Fontwell is a track where the grandstand enclosure is more conveniently located and provides better viewing of the racing.
But the best view is across the track on the infield, especially at the intersection where the last fence is fifty metres away from the second fence down the back straight (if you can have a back straight on a figure-of-eight layout). Racegoers trot from one fence to the other to meet up with the field.
Here you get up close to the greatest exponents of jump racing, which included champion jockey Richard Johnson riding a double for trainer Philip Hobbs which brought up the handler’s 14th seasonal century.
There was also a double for trainer Gary Moore, with sons Jamie and Josh booting them home.
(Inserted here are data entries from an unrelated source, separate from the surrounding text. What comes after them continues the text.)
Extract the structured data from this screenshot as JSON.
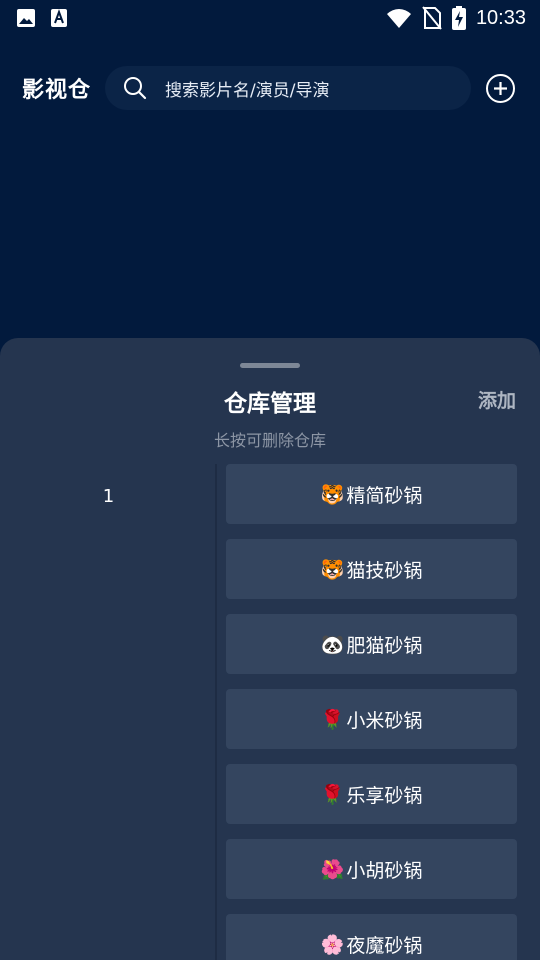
{
  "status_bar": {
    "time": "10:33",
    "icons": [
      "image-icon",
      "text-a-icon",
      "wifi-icon",
      "no-sim-icon",
      "battery-charging-icon"
    ]
  },
  "header": {
    "title": "影视仓",
    "search_placeholder": "搜索影片名/演员/导演",
    "add_icon": "plus-circle-icon"
  },
  "sheet": {
    "title": "仓库管理",
    "add_label": "添加",
    "subtitle": "长按可删除仓库",
    "group_number": "1",
    "items": [
      {
        "emoji": "🐯",
        "name": "精简砂锅"
      },
      {
        "emoji": "🐯",
        "name": "猫技砂锅"
      },
      {
        "emoji": "🐼",
        "name": "肥猫砂锅"
      },
      {
        "emoji": "🌹",
        "name": "小米砂锅"
      },
      {
        "emoji": "🌹",
        "name": "乐享砂锅"
      },
      {
        "emoji": "🌺",
        "name": "小胡砂锅"
      },
      {
        "emoji": "🌸",
        "name": "夜魔砂锅"
      }
    ]
  },
  "colors": {
    "background": "#021a3d",
    "sheet": "#25354f",
    "item": "#34455f"
  }
}
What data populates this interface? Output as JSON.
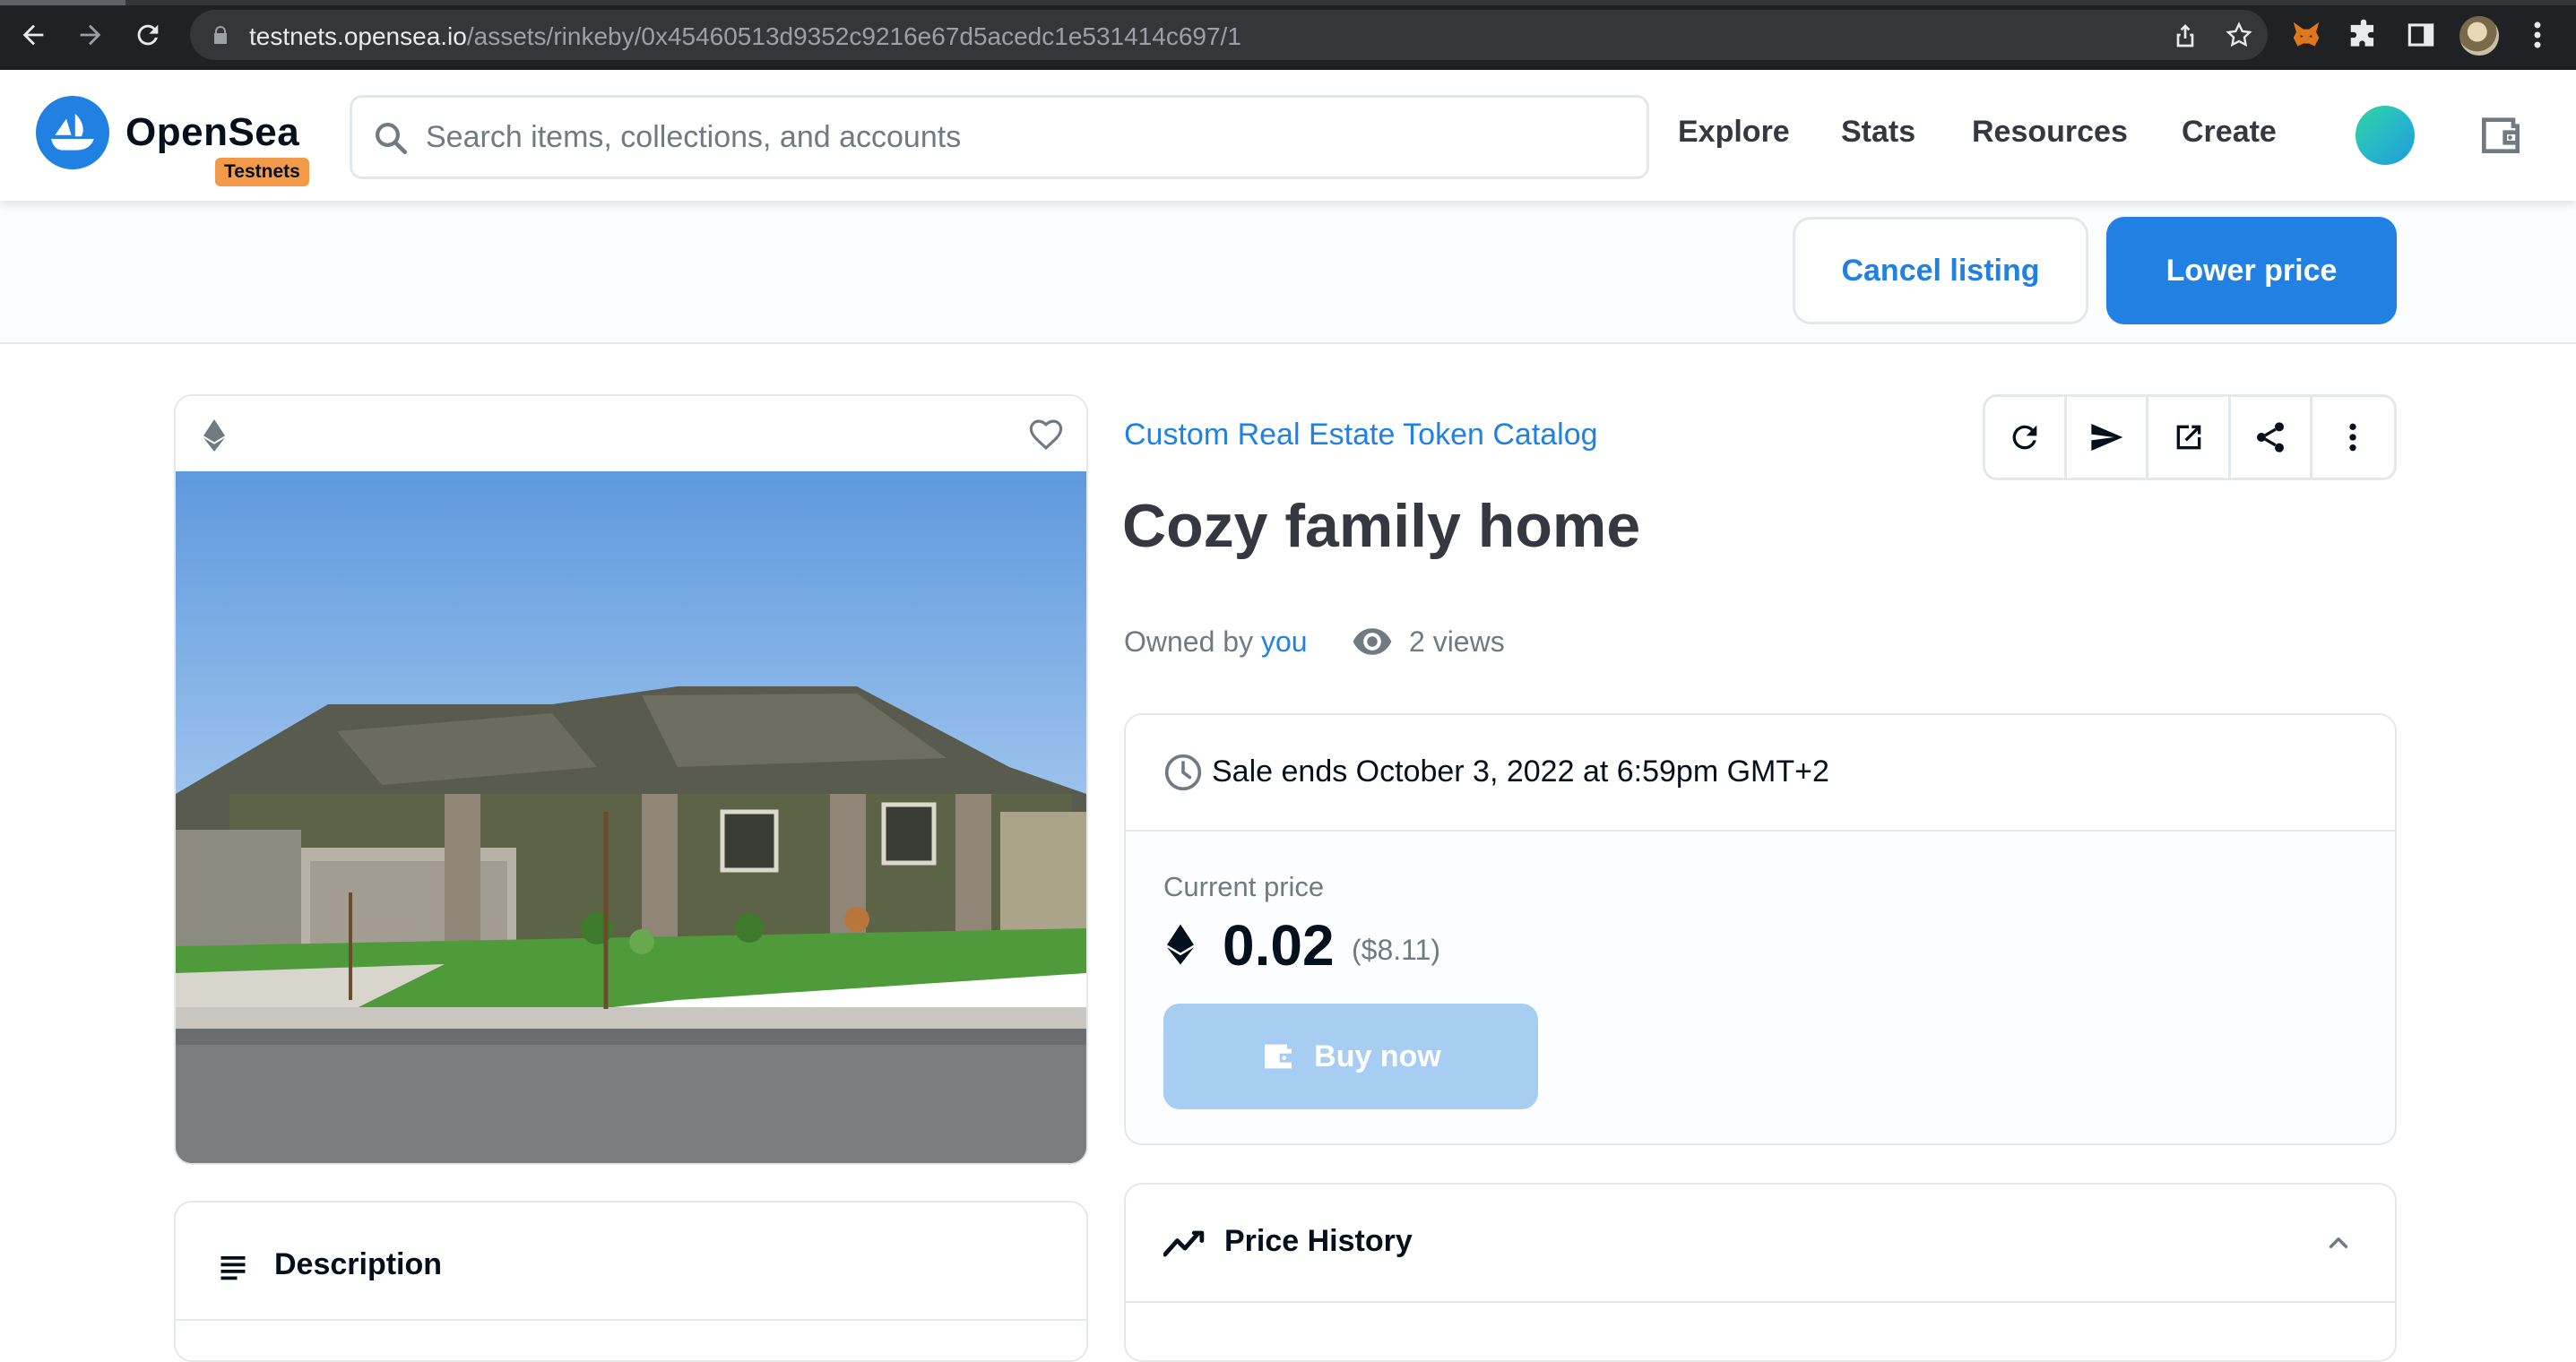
{
  "browser": {
    "url_host": "testnets.opensea.io",
    "url_path": "/assets/rinkeby/0x45460513d9352c9216e67d5acedc1e531414c697/1"
  },
  "header": {
    "logo_text": "OpenSea",
    "badge": "Testnets",
    "search_placeholder": "Search items, collections, and accounts",
    "nav": {
      "explore": "Explore",
      "stats": "Stats",
      "resources": "Resources",
      "create": "Create"
    }
  },
  "owner_actions": {
    "cancel_label": "Cancel listing",
    "lower_label": "Lower price"
  },
  "media": {
    "favorites_count": "0",
    "image_subject": "house-photo"
  },
  "description": {
    "title": "Description"
  },
  "item": {
    "collection": "Custom Real Estate Token Catalog",
    "title": "Cozy family home",
    "owned_by_prefix": "Owned by",
    "owner": "you",
    "views": "2 views"
  },
  "sale": {
    "ends_text": "Sale ends October 3, 2022 at 6:59pm GMT+2",
    "price_label": "Current price",
    "price": "0.02",
    "price_usd": "($8.11)",
    "buy_label": "Buy now"
  },
  "price_history": {
    "title": "Price History"
  },
  "colors": {
    "accent": "#2081e2",
    "badge": "#f2994a",
    "buy_disabled": "#a8cdf3"
  }
}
Keep an eye on Waikiki Waves, owned by Heart of the South racing, a sydicate that does very nicely with its jumpers.
But the ride of the day went to Nick Scholfield who kept the Jack Barber charge Shintori towards the rear and was produced just when he needs it to lead at the last and kept him going to win the 2m3f handicap chase by three-quarters-of-a-length.
However, it was a day of contrasting fortunes for riders, when Red Devil Star made a hash of one of the fences and unseated Michael Nolan who was taken to hospital with what looked like a bad leg injury.
Among the refreshment facilities which were open was the Guinness Lounge, where customers form an orderly queue for a pint of the black stuff or one of the lesser beers. Trouble is, it takes eight minutes before you reach the bar for one of the two bar staff hands over the second pint of the day.
But that does mean there’s time to read a business card that’s been left on the tables. It announces that the betting exchange market is to get a new player in May. Joining Betfair, Betdaq and Matchbook is the Honest Joe Betting Exchange.
With the last race at 5.20 and the first return bus to Barnham station leaving at 5.25, racegoers who skipped the finale formed an orderly queue at the bus.
Not so orderly was the charge across the car park from those who stayed to see the bumper but somehow everyone managed to get on board.
I’m not sure if the husband and wife were successful in the last and had to wait to collect their winnings, but another passenger was asked how he got on. “Rubbish”, he said, “but then you’re not supposed to win, are you?”